[Stored dataset items]
● ● ● ● ● ● ●

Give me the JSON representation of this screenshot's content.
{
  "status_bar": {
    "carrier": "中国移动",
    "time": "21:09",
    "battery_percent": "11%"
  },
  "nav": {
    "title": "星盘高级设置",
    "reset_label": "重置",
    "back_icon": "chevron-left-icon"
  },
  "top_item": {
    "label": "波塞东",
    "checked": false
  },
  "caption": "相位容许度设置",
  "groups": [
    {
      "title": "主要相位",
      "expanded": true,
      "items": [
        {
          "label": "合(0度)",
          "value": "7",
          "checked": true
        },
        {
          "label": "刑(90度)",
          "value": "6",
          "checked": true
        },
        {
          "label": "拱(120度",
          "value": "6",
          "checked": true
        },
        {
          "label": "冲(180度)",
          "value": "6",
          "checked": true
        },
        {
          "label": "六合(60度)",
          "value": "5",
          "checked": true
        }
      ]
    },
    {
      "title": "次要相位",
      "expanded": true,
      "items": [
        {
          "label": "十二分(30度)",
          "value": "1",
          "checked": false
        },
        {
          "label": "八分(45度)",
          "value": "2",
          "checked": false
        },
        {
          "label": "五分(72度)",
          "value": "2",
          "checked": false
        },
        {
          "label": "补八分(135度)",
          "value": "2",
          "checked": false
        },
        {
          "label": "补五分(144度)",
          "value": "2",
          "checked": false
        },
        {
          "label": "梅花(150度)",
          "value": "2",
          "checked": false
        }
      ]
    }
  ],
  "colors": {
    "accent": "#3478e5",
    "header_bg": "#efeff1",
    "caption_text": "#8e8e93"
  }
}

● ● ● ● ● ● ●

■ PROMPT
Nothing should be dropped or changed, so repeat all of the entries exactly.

■ YOUR RESPONSE
Give me the JSON representation of this screenshot's content.
{
  "status_bar": {
    "carrier": "中国移动",
    "time": "21:09",
    "battery_percent": "11%"
  },
  "nav": {
    "title": "星盘高级设置",
    "reset_label": "重置",
    "back_icon": "chevron-left-icon"
  },
  "top_item": {
    "label": "波塞东",
    "checked": false
  },
  "caption": "相位容许度设置",
  "groups": [
    {
      "title": "主要相位",
      "expanded": true,
      "items": [
        {
          "label": "合(0度)",
          "value": "7",
          "checked": true
        },
        {
          "label": "刑(90度)",
          "value": "6",
          "checked": true
        },
        {
          "label": "拱(120度",
          "value": "6",
          "checked": true
        },
        {
          "label": "冲(180度)",
          "value": "6",
          "checked": true
        },
        {
          "label": "六合(60度)",
          "value": "5",
          "checked": true
        }
      ]
    },
    {
      "title": "次要相位",
      "expanded": true,
      "items": [
        {
          "label": "十二分(30度)",
          "value": "1",
          "checked": false
        },
        {
          "label": "八分(45度)",
          "value": "2",
          "checked": false
        },
        {
          "label": "五分(72度)",
          "value": "2",
          "checked": false
        },
        {
          "label": "补八分(135度)",
          "value": "2",
          "checked": false
        },
        {
          "label": "补五分(144度)",
          "value": "2",
          "checked": false
        },
        {
          "label": "梅花(150度)",
          "value": "2",
          "checked": false
        }
      ]
    }
  ],
  "colors": {
    "accent": "#3478e5",
    "header_bg": "#efeff1",
    "caption_text": "#8e8e93"
  }
}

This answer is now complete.